• WHAT IS NEEDED
Search the data for the string "count" and copy each line in which it appears.

[Page and application data records]
^^^^

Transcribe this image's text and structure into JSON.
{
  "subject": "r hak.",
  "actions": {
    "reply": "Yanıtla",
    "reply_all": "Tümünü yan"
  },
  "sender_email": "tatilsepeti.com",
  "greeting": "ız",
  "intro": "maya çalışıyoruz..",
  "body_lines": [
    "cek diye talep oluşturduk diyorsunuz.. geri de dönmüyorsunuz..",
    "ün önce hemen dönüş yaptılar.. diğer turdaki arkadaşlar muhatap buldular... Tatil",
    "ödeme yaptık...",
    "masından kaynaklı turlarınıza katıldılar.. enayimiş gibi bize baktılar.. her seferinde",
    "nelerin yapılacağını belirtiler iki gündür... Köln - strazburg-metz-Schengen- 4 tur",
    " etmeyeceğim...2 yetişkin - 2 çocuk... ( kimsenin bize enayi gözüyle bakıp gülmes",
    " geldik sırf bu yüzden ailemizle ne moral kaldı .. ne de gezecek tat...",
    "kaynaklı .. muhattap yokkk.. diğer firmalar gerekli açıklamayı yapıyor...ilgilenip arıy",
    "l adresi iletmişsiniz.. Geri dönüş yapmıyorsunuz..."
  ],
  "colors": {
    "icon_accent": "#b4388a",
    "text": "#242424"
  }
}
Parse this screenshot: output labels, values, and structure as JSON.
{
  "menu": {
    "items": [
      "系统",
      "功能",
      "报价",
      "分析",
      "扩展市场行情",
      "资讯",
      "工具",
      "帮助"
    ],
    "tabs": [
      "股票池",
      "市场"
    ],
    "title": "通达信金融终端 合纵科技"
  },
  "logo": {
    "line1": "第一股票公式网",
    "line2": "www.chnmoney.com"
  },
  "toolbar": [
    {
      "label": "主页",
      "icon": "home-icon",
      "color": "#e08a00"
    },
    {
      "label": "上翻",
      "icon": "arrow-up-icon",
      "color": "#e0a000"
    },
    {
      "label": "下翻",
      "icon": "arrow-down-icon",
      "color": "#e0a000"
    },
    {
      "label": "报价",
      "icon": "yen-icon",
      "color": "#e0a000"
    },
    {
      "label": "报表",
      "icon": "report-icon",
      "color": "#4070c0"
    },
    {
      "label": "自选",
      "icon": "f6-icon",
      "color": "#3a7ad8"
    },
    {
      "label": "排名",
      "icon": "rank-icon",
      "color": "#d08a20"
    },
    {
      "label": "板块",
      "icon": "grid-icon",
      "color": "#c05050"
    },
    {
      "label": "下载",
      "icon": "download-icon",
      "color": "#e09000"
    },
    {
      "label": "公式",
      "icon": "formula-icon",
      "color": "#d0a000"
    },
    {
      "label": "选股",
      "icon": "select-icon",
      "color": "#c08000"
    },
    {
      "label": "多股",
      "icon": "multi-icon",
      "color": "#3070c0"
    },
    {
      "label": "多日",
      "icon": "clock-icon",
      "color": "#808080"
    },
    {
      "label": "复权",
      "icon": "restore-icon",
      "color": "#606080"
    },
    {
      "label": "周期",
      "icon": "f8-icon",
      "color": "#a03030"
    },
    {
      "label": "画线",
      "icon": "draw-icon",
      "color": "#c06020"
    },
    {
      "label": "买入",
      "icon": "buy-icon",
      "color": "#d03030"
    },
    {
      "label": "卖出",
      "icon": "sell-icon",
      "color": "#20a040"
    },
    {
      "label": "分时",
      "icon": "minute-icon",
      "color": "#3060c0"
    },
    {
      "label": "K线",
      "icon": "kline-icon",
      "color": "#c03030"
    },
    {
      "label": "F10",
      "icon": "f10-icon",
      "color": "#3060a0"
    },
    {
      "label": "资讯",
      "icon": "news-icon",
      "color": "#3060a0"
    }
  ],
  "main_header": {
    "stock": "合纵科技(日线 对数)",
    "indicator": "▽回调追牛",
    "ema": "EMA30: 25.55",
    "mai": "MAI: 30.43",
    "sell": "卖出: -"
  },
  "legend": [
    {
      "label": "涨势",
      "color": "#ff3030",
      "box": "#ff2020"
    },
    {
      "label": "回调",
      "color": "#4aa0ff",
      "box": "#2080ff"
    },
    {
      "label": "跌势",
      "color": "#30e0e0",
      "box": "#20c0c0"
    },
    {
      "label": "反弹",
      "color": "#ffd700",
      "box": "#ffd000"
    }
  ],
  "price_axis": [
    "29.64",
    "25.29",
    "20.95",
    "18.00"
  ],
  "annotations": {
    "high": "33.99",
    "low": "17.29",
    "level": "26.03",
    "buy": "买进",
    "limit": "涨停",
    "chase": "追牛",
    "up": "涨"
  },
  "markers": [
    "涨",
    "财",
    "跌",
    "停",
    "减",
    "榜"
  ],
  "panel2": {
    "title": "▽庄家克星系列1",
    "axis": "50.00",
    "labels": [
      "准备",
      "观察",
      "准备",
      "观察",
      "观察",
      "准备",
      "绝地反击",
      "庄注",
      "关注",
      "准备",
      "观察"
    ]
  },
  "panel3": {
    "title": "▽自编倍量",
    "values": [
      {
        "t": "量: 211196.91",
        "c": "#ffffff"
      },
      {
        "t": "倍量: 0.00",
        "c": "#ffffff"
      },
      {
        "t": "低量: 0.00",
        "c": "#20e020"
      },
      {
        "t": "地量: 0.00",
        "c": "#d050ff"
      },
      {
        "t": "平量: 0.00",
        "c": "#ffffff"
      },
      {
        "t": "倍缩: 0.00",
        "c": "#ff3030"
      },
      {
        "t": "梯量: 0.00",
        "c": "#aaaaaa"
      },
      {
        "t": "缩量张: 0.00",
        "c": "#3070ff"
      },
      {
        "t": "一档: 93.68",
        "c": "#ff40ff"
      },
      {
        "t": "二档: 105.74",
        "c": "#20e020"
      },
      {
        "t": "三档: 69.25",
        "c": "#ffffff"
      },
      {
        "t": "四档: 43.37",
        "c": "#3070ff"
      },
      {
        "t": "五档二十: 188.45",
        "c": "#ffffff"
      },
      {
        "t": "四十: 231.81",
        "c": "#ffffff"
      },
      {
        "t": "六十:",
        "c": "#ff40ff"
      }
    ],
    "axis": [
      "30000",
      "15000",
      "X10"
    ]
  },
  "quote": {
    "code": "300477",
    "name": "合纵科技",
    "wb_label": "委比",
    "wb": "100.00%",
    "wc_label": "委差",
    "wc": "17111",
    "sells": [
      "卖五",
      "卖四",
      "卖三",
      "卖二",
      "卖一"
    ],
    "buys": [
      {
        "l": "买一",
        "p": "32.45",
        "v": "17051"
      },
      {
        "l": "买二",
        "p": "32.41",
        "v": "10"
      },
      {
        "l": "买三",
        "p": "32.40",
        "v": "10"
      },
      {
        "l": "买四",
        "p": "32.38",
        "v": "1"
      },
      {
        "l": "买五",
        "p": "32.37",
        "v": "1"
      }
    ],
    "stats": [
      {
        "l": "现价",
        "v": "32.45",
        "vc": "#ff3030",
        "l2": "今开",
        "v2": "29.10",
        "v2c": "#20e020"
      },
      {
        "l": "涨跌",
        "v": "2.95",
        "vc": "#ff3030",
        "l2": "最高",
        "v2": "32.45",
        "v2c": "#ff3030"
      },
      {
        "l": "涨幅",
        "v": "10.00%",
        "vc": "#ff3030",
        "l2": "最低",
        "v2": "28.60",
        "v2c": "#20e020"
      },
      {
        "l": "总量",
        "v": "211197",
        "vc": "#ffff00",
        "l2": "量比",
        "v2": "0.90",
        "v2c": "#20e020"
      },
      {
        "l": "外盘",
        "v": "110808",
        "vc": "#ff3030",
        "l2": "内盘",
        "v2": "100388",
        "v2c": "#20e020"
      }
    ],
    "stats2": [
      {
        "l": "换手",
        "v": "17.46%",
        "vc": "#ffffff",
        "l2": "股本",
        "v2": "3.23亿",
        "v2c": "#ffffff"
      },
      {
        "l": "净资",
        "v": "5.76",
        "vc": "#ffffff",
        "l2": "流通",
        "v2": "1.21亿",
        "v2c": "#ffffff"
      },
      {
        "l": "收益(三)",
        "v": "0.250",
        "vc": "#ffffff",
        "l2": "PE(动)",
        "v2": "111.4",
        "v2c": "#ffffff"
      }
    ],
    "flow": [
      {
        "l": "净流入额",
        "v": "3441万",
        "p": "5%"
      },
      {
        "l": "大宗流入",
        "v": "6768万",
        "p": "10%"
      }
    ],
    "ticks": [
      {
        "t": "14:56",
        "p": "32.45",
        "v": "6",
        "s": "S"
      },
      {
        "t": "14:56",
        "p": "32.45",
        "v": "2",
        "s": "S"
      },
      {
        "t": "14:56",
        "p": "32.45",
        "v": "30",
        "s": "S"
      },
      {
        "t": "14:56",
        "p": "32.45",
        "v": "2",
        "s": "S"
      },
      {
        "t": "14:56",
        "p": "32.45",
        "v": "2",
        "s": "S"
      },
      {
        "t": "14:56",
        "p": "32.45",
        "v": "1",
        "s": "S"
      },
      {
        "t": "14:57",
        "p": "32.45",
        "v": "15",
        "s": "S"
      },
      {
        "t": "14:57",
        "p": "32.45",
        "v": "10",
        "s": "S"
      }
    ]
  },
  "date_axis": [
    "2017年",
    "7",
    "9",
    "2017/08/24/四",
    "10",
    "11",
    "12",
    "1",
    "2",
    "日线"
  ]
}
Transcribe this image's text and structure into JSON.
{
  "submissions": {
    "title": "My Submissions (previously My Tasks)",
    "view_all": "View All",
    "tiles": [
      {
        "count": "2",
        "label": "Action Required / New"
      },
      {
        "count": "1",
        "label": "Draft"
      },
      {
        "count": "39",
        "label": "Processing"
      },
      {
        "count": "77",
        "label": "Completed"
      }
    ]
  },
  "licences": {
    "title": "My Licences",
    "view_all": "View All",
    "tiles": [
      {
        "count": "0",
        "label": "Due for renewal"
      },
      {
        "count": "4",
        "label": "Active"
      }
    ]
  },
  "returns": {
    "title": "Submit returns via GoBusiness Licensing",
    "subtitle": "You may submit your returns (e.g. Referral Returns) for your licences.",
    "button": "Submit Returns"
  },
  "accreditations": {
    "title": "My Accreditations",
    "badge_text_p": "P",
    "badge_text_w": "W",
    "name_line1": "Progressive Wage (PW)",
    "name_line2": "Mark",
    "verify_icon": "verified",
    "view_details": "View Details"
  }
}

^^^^

• EXPECTED OUTPUT
        "count": "2",
        "count": "1",
        "count": "39",
        "count": "77",
        "count": "0",
        "count": "4",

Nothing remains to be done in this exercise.